Exploiting relationships among objects has achieved remarkable progress in interpreting images or videos by natural language. Most existing methods resort to first detecting objects and their relationships, and then generating textual descriptions, which heavily depends on pre-trained detectors and leads to performance drop when facing problems of heavy occlusion, tiny-size objects and long-tail in object detection. In addition, the separate procedure of detecting and captioning results in semantic inconsistency between the pre-defined object/relation categories and the target lexical words. We exploit prior human commonsense knowledge for reasoning relationships between objects without any pre-trained detectors and reaching semantic coherency within one image or video in captioning. The prior knowledge (e.g., in the form of knowledge graph) provides commonsense semantic correlation and constraint between objects that are not explicit in the image and video, serving as useful guidance to build semantic graph for sentence generation. Particularly, we present a joint reasoning method that incorporates 1) commonsense reasoning for embedding image or video regions into semantic space to build semantic graph and 2) relational reasoning for encoding semantic graph to generate sentences. Extensive experiments on the MS-COCO image captioning benchmark and the MSVD video captioning benchmark validate the superiority of our method on leveraging prior commonsense knowledge to enhance relational reasoning for visual captioning.

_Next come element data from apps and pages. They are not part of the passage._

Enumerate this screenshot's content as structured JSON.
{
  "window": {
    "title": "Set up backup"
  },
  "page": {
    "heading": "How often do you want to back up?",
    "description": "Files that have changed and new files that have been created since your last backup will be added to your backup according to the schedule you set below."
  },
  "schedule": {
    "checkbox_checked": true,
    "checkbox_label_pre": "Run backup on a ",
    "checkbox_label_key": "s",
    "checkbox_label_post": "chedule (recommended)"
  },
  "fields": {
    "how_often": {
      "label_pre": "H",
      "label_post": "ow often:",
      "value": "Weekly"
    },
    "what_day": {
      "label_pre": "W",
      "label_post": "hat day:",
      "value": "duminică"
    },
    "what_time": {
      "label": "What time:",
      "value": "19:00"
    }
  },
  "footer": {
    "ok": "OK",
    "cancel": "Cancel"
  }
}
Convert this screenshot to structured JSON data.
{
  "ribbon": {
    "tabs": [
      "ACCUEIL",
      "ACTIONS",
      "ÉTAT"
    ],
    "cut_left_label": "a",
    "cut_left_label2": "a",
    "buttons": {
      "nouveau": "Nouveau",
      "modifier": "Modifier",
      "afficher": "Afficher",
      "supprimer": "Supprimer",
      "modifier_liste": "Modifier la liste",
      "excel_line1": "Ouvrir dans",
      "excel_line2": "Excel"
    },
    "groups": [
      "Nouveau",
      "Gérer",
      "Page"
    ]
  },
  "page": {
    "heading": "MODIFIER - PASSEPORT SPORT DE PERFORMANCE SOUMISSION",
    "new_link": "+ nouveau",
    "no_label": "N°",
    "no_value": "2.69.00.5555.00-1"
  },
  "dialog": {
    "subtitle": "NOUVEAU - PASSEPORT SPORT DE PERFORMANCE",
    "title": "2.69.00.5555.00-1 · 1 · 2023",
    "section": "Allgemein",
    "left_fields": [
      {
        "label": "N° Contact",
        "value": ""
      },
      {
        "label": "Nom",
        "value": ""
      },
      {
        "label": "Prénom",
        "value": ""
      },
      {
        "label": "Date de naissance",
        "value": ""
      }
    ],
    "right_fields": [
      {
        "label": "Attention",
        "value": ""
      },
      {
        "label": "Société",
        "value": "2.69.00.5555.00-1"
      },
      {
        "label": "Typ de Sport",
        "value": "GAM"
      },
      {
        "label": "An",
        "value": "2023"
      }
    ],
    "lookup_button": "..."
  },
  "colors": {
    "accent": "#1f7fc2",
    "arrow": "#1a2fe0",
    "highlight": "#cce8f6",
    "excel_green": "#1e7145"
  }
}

Partial domain adaptation aims to transfer knowledge from a label-rich source domain to a label-scarce target domain which relaxes the fully shared label space assumption across different domains. In this more general and practical scenario, a major challenge is how to select source instances in the shared classes across different domains for positive transfer. To address this issue, we propose a Domain Adversarial Reinforcement Learning (DARL) framework to automatically select source instances in the shared classes for circumventing negative transfer as well as to simultaneously learn transferable features between domains by reducing the domain shift. Specifically, in this framework, we employ deep Q-learning to learn policies for an agent to make selection decisions by approximating the action-value function. Moreover, domain adversarial learning is introduced to learn domain-invariant features for the selected source instances by the agent and the target instances, and also to determine rewards for the agent based on how relevant the selected source instances are to the target domain. Experiments on several benchmark datasets demonstrate that the superior performance of our DARL method over existing state of the arts for partial domain adaptation.